**What is expected**
Lines containing the word "multi" in the data below: say how many, with no other text.

**Raw data**
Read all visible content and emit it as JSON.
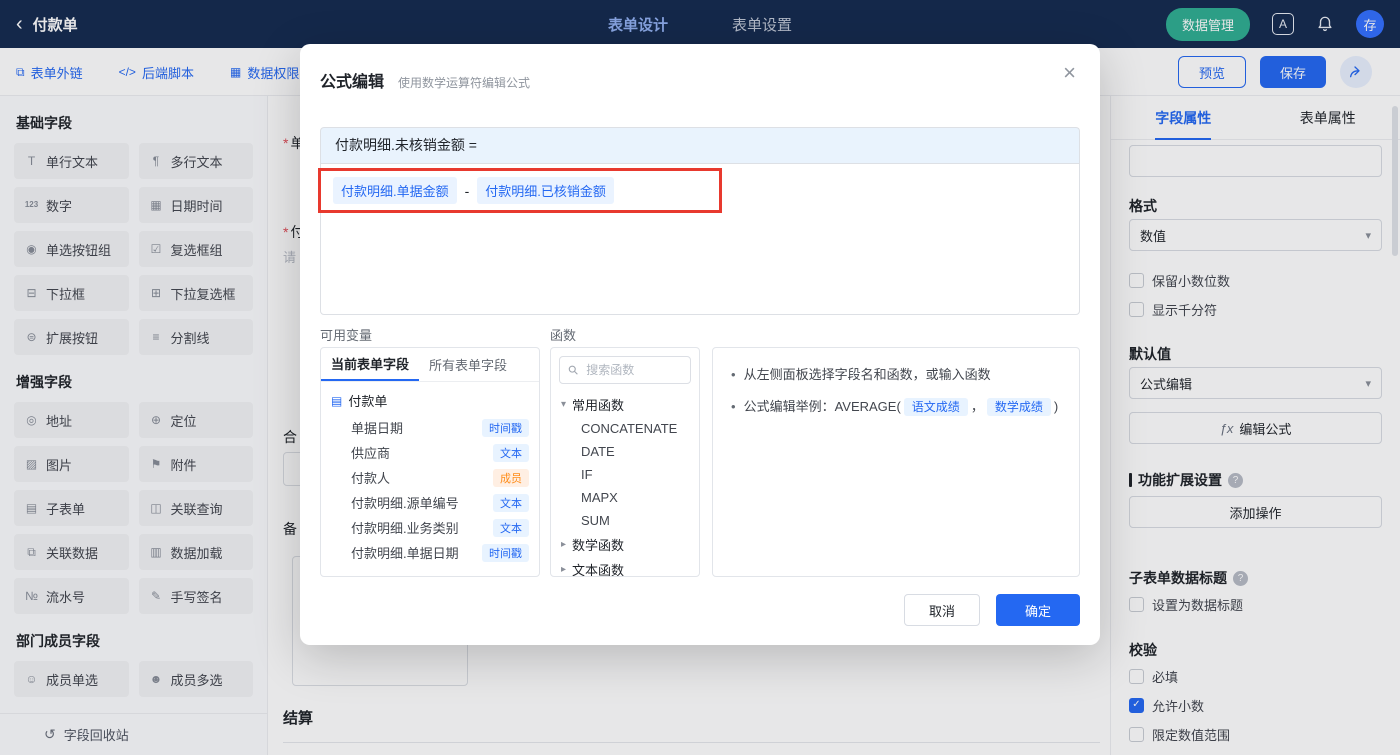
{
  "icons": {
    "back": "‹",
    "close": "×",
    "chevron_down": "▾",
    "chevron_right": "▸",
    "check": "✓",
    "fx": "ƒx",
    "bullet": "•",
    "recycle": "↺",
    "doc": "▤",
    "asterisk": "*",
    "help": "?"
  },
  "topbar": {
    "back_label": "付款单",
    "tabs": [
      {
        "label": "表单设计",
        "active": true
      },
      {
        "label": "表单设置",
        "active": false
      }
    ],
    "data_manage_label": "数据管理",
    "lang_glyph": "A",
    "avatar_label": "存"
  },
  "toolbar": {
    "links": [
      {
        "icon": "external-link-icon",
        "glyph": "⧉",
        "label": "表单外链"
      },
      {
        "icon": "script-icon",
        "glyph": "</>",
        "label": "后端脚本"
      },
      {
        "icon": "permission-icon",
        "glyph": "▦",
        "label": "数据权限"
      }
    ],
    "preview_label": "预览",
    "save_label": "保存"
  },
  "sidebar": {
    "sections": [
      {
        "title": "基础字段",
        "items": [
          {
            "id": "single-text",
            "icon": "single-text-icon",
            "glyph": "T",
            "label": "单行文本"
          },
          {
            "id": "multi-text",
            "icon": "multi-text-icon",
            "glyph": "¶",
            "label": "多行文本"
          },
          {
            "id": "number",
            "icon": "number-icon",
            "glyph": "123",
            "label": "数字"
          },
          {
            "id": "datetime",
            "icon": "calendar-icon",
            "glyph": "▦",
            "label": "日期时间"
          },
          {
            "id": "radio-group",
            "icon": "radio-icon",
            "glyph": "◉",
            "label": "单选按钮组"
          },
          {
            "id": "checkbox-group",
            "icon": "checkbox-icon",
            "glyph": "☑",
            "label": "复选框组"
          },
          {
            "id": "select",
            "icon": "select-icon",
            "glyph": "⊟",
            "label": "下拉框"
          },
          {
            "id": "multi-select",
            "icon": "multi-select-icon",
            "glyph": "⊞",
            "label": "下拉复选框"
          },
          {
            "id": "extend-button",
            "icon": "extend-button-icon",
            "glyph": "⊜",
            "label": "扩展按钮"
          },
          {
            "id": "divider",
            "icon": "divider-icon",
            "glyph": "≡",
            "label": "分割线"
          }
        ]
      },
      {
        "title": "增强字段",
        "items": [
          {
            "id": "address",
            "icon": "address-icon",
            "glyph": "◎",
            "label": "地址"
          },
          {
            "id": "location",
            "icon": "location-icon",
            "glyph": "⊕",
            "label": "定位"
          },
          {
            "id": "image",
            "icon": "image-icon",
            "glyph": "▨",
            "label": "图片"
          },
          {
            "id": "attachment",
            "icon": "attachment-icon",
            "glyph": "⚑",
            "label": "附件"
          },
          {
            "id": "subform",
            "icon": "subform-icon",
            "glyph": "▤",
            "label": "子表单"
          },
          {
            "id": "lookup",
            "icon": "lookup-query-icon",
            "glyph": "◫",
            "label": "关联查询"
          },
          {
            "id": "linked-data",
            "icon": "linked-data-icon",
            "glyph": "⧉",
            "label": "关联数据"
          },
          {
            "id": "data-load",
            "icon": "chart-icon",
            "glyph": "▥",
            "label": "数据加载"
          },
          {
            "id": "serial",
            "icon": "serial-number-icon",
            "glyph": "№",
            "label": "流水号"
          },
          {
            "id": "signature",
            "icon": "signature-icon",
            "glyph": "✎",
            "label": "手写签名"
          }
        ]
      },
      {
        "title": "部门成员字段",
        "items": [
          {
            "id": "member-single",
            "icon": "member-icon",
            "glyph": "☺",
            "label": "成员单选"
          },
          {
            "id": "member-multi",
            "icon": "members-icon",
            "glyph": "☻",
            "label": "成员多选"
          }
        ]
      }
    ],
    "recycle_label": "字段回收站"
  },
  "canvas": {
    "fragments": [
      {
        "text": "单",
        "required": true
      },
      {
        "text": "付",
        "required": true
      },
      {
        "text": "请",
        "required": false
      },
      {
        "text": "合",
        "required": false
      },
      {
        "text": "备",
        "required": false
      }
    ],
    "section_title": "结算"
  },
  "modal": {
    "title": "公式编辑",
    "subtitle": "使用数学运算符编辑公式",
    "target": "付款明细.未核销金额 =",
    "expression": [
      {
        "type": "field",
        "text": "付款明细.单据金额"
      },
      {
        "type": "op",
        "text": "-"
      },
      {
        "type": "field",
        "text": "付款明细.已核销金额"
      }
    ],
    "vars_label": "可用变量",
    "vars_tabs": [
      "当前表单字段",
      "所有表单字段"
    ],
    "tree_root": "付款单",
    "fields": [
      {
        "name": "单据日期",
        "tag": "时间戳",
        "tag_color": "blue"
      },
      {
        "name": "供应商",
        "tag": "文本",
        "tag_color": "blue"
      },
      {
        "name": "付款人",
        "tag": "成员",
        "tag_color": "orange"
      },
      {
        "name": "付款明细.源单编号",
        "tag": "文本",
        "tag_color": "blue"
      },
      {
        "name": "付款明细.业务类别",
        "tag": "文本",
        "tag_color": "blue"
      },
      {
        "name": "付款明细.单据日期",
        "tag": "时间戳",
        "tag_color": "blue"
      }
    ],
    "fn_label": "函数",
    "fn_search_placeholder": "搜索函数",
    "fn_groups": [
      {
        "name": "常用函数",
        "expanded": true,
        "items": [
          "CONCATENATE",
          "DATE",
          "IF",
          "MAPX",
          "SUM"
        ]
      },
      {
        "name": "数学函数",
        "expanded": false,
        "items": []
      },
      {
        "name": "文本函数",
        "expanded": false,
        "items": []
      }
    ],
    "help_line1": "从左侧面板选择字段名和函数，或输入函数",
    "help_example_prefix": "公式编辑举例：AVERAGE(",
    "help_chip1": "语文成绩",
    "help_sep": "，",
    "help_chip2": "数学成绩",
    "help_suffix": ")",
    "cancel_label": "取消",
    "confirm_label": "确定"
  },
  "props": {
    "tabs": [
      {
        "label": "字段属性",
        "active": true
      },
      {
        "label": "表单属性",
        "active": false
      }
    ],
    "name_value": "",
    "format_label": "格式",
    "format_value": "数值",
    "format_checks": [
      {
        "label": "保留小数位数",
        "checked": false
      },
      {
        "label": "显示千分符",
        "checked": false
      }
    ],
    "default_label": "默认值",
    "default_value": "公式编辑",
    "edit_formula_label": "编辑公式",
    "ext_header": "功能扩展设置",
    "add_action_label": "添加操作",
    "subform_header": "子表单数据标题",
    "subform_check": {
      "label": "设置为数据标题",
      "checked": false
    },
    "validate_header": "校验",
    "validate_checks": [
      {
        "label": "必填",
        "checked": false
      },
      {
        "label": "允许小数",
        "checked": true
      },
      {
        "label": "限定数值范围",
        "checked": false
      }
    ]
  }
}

**Answer for this exercise**
5